Definitions

from Wiktionary, Creative Commons Attribution/Share-Alike License.

  • verb Simple past tense and past participle of vitiate.

from WordNet 3.0 Copyright 2006 by Princeton University. All rights reserved.

  • adjective ruined in character or quality
  • adjective impaired by diminution

Etymologies

Sorry, no etymologies found.

Examples

  • By such preference is our superior and supreme regard for Jesus and his word vitiated or invalidated?

    Aurelian or, Rome in the Third Century

  • I have called vitiated air (§ 29), with 4 parts of our fire-air, and placed the bottle, inverted and open, in a vessel which was also filled with a solution of liver of sulphur.

    Discovery of Oxygen, Part 2

  • The attraction which the blood has for phlogiston cannot be so strong as that with which plants and insects attract it from the air, and then the blood cannot convert air into aerial acid; still it becomes converted into an air which lies midway between fire-air and aerial acid, that is, a vitiated air; for it unites neither with lime nor with water after the manner of fire-air and it extinguishes fire, after that of aerial acid.

    Discovery of Oxygen, Part 2

  • According to her own notes and this account in today's Sun-Sentinel, Jeck asked whether the rationale for Scalia's well-known opposition to cameras in the Supreme Court was "vitiated" by the facts that the Court allows public visitors to view arguments and releases full argument transcripts to the public, and that justices go out on book tours.

    How Dahlia Lithwick would like you to think about Supreme Court appointments: liberal = moderate, conservative = extreme.

  • The court noted that, as a practical matter, the "all elements" rule informs a doctrine of equivalents analysis by requiring that equivalence be assessed on a limitation-by-limitation basis, rather than from the perspective of the invention as a whole, and that no limitation be read completely out of the claim i.e., "vitiated".

    Archive 2006-11-01

  • Swaraj noted that the atmosphere was "vitiated" and therefore the leaders thought that it was "inappropriate" to attend the lunch.

    Top Headlines

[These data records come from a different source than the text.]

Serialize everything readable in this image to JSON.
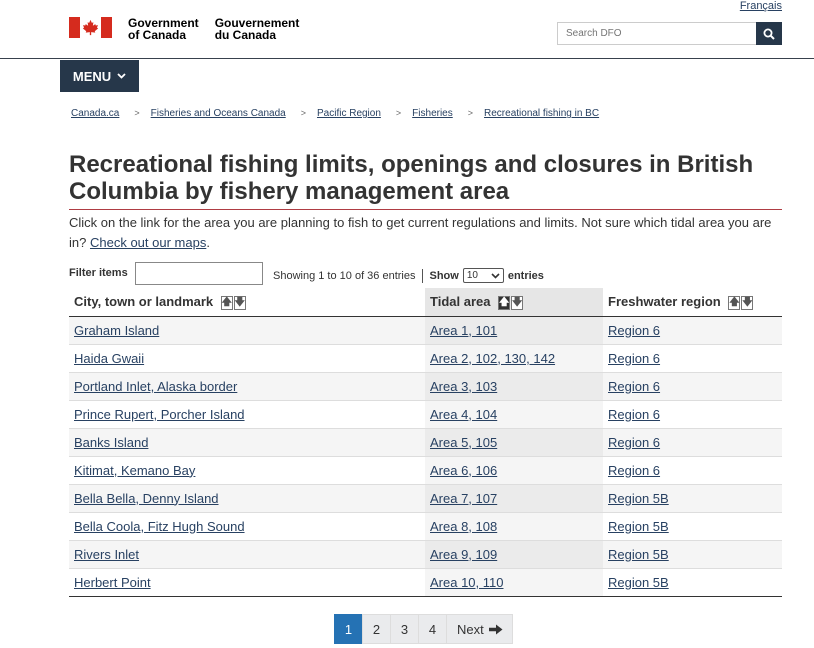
{
  "header": {
    "language_link": "Français",
    "signature": {
      "en": [
        "Government",
        "of Canada"
      ],
      "fr": [
        "Gouvernement",
        "du Canada"
      ]
    },
    "search": {
      "placeholder": "Search DFO"
    },
    "menu_label": "MENU"
  },
  "breadcrumb": [
    "Canada.ca",
    "Fisheries and Oceans Canada",
    "Pacific Region",
    "Fisheries",
    "Recreational fishing in BC"
  ],
  "page": {
    "title": "Recreational fishing limits, openings and closures in British Columbia by fishery management area",
    "intro_text": "Click on the link for the area you are planning to fish to get current regulations and limits. Not sure which tidal area you are in?",
    "intro_link": "Check out our maps",
    "intro_end": "."
  },
  "table_controls": {
    "filter_label": "Filter items",
    "info": "Showing 1 to 10 of 36 entries",
    "show_label": "Show",
    "page_length": "10",
    "entries_label": "entries"
  },
  "table": {
    "columns": [
      "City, town or landmark",
      "Tidal area",
      "Freshwater region"
    ],
    "sorted_column": "Tidal area",
    "rows": [
      [
        "Graham Island",
        "Area 1, 101",
        "Region 6"
      ],
      [
        "Haida Gwaii",
        "Area 2, 102, 130, 142",
        "Region 6"
      ],
      [
        "Portland Inlet, Alaska border",
        "Area 3, 103",
        "Region 6"
      ],
      [
        "Prince Rupert, Porcher Island",
        "Area 4, 104",
        "Region 6"
      ],
      [
        "Banks Island",
        "Area 5, 105",
        "Region 6"
      ],
      [
        "Kitimat, Kemano Bay",
        "Area 6, 106",
        "Region 6"
      ],
      [
        "Bella Bella, Denny Island",
        "Area 7, 107",
        "Region 5B"
      ],
      [
        "Bella Coola, Fitz Hugh Sound",
        "Area 8, 108",
        "Region 5B"
      ],
      [
        "Rivers Inlet",
        "Area 9, 109",
        "Region 5B"
      ],
      [
        "Herbert Point",
        "Area 10, 110",
        "Region 5B"
      ]
    ]
  },
  "pagination": {
    "pages": [
      "1",
      "2",
      "3",
      "4"
    ],
    "current": "1",
    "next_label": "Next"
  },
  "colors": {
    "flag_red": "#d52b1e",
    "header_dark": "#26374a",
    "link": "#284162",
    "title_rule": "#af3c43",
    "pager_active": "#2572b4"
  }
}
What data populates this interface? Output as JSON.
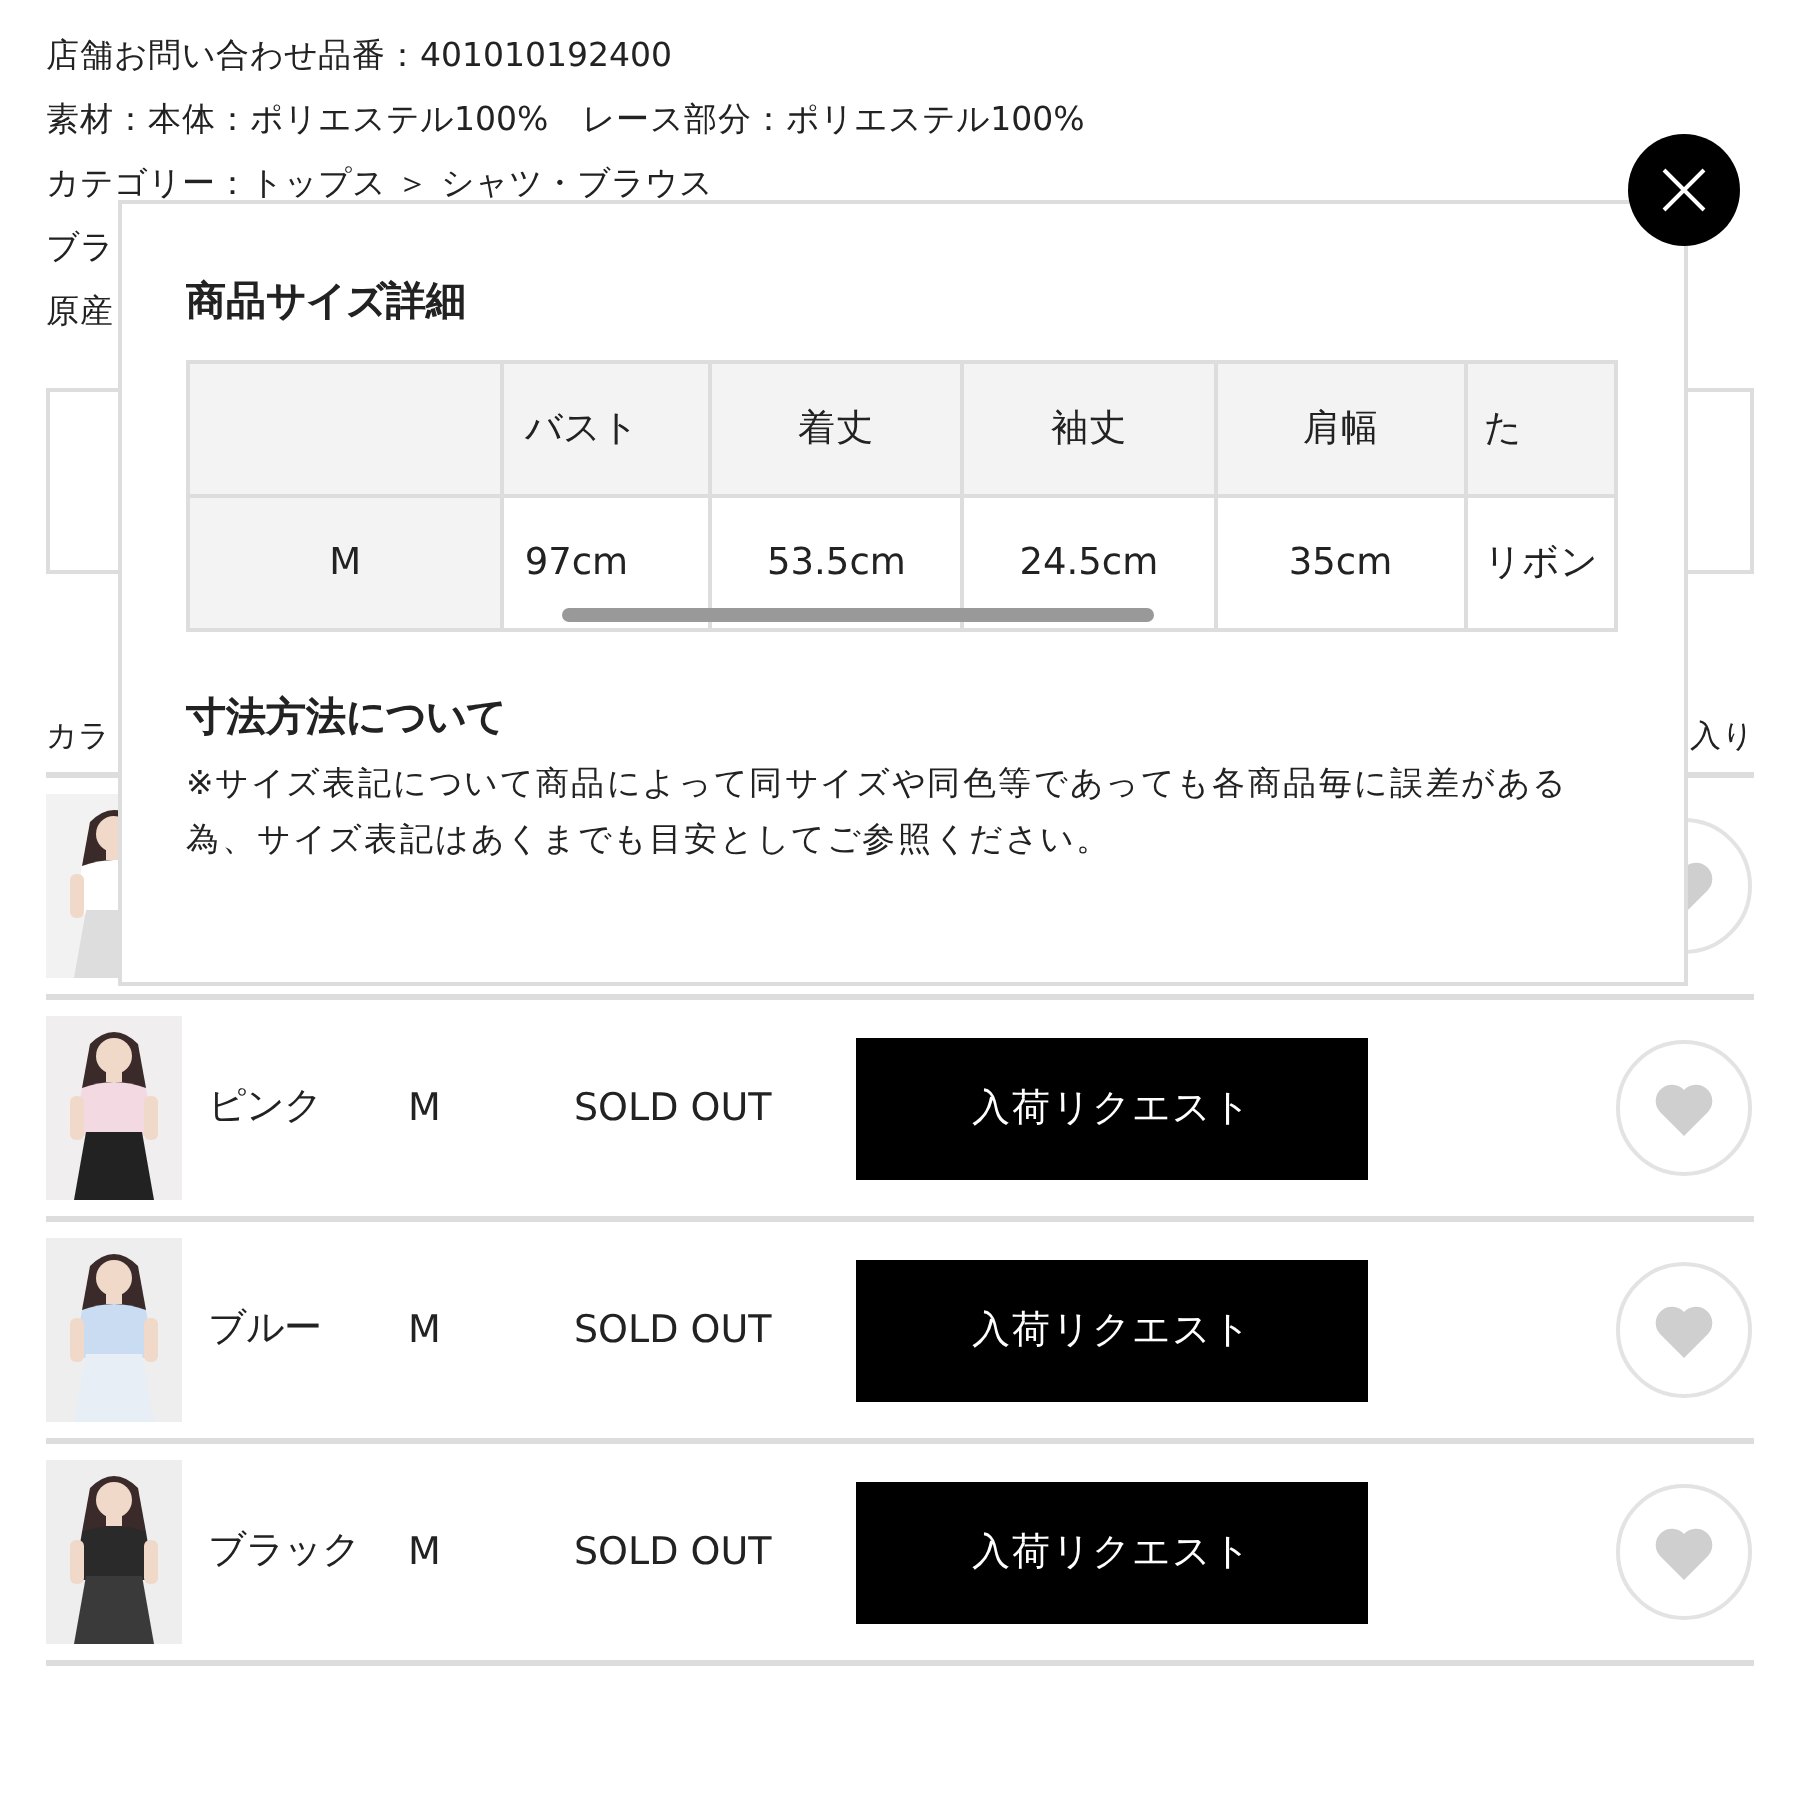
{
  "product_info": [
    "店舗お問い合わせ品番：401010192400",
    "素材：本体：ポリエステル100%　レース部分：ポリエステル100%",
    "カテゴリー：トップス ＞ シャツ・ブラウス",
    "ブラ",
    "原産"
  ],
  "stock_header": {
    "column_1": "カラ",
    "column_2": "入り"
  },
  "stock_rows": [
    {
      "kind": "hidden",
      "favorite": false
    },
    {
      "kind": "full",
      "color_name": "ピンク",
      "size": "M",
      "status": "SOLD OUT",
      "button": "入荷リクエスト",
      "favorite": false
    },
    {
      "kind": "full",
      "color_name": "ブルー",
      "size": "M",
      "status": "SOLD OUT",
      "button": "入荷リクエスト",
      "favorite": false
    },
    {
      "kind": "full",
      "color_name": "ブラック",
      "size": "M",
      "status": "SOLD OUT",
      "button": "入荷リクエスト",
      "favorite": false
    }
  ],
  "size_modal": {
    "title": "商品サイズ詳細",
    "table": {
      "columns": [
        "",
        "バスト",
        "着丈",
        "袖丈",
        "肩幅",
        "た"
      ],
      "rows": [
        [
          "M",
          "97cm",
          "53.5cm",
          "24.5cm",
          "35cm",
          "リボン"
        ]
      ]
    },
    "measure_title": "寸法方法について",
    "measure_note": "※サイズ表記について商品によって同サイズや同色等であっても各商品毎に誤差がある為、サイズ表記はあくまでも目安としてご参照ください。"
  }
}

  • The book promotion led Florida Atlantic University student Sarah Jeck to ask Scalia if the Supreme Court's opposition to having its proceedings televised was "vitiated" by, among other things, "Supreme Court justices going out on book tours."

    Think Progress

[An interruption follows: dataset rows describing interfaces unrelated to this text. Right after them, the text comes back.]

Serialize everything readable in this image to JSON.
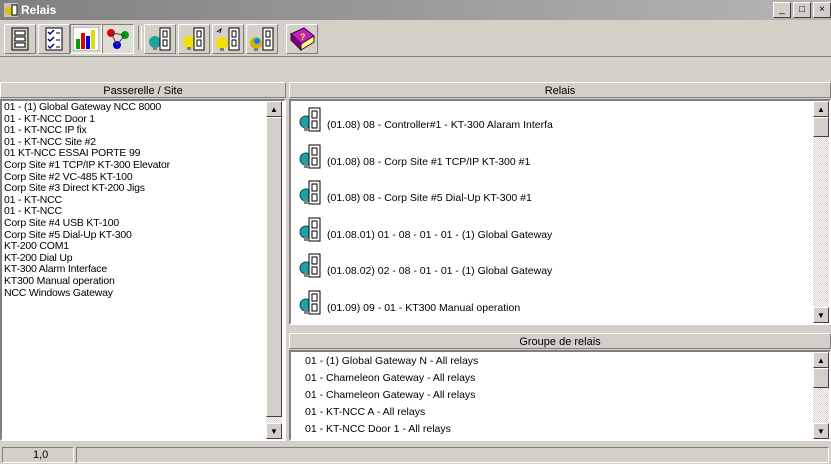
{
  "window": {
    "title": "Relais",
    "min_glyph": "_",
    "max_glyph": "□",
    "close_glyph": "×"
  },
  "toolbar": {
    "buttons": [
      {
        "name": "list-view-icon"
      },
      {
        "name": "checklist-icon"
      },
      {
        "name": "bar-chart-icon"
      },
      {
        "name": "network-icon"
      },
      {
        "name": "relay-bulb-icon"
      },
      {
        "name": "relay-on-icon"
      },
      {
        "name": "relay-pulse-icon"
      },
      {
        "name": "relay-group-icon"
      },
      {
        "name": "help-book-icon"
      }
    ]
  },
  "left_panel": {
    "header": "Passerelle / Site",
    "items": [
      "01 - (1)  Global Gateway NCC 8000",
      "01 - KT-NCC Door 1",
      "01 - KT-NCC IP fix",
      "01 - KT-NCC Site #2",
      "01 KT-NCC ESSAI PORTE 99",
      "Corp Site #1 TCP/IP KT-300 Elevator",
      "Corp Site #2 VC-485 KT-100",
      "Corp Site #3  Direct KT-200 Jigs",
      "01 - KT-NCC",
      "01 - KT-NCC",
      "Corp Site #4 USB KT-100",
      "Corp Site #5 Dial-Up KT-300",
      "KT-200  COM1",
      "KT-200 Dial Up",
      "KT-300 Alarm Interface",
      "KT300 Manual operation",
      "NCC Windows Gateway"
    ]
  },
  "relais_panel": {
    "header": "Relais",
    "items": [
      "(01.08) 08 - Controller#1 - KT-300 Alaram Interfa",
      "(01.08) 08 - Corp Site #1 TCP/IP KT-300 #1",
      "(01.08) 08 - Corp Site #5 Dial-Up KT-300 #1",
      "(01.08.01) 01 - 08 - 01 - 01 - (1)  Global Gateway",
      "(01.08.02) 02 - 08 - 01 - 01 - (1)  Global Gateway",
      "(01.09) 09 - 01 - KT300 Manual operation"
    ]
  },
  "groupe_panel": {
    "header": "Groupe de relais",
    "items": [
      "01 - (1)  Global Gateway N - All relays",
      "01 - Chameleon Gateway - All relays",
      "01 - Chameleon Gateway - All relays",
      "01 - KT-NCC A - All relays",
      "01 - KT-NCC Door 1 - All relays"
    ]
  },
  "statusbar": {
    "position": "1,0"
  },
  "colors": {
    "title_start": "#808080",
    "title_end": "#b5b5b5",
    "face": "#d4d0c8",
    "relay_bulb": "#20a0a0"
  }
}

  • As Tony Mauro explained, Jeck "asked whether the rationale for Scalia's well-known opposition to cameras in the Supreme Court was 'vitiated' by the facts that the Court allows public visitors to view arguments and releases full argument transcripts to the public, and that justices go out on book tours."

    Political Animal

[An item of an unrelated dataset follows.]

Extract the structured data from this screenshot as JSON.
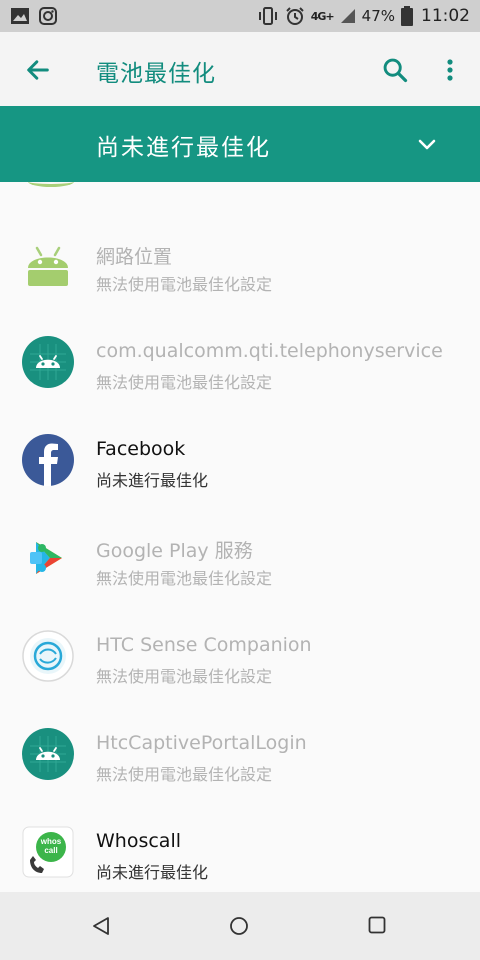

  • According to her own notes and this account in today's Sun-Sentinel, Jeck asked whether the rationale for Scalia's well-known opposition to cameras in the Supreme Court was "vitiated" by the facts that the Court allows public visitors to view arguments and releases full argument transcripts to the public, and that justices go out on book tours.

    Delaware Watch

  • "vitiated" because, shortly after the provision was enacted, the Supreme Court held in,

    Simple Justice

Comments

New comments are temporarily disabled while we update our database.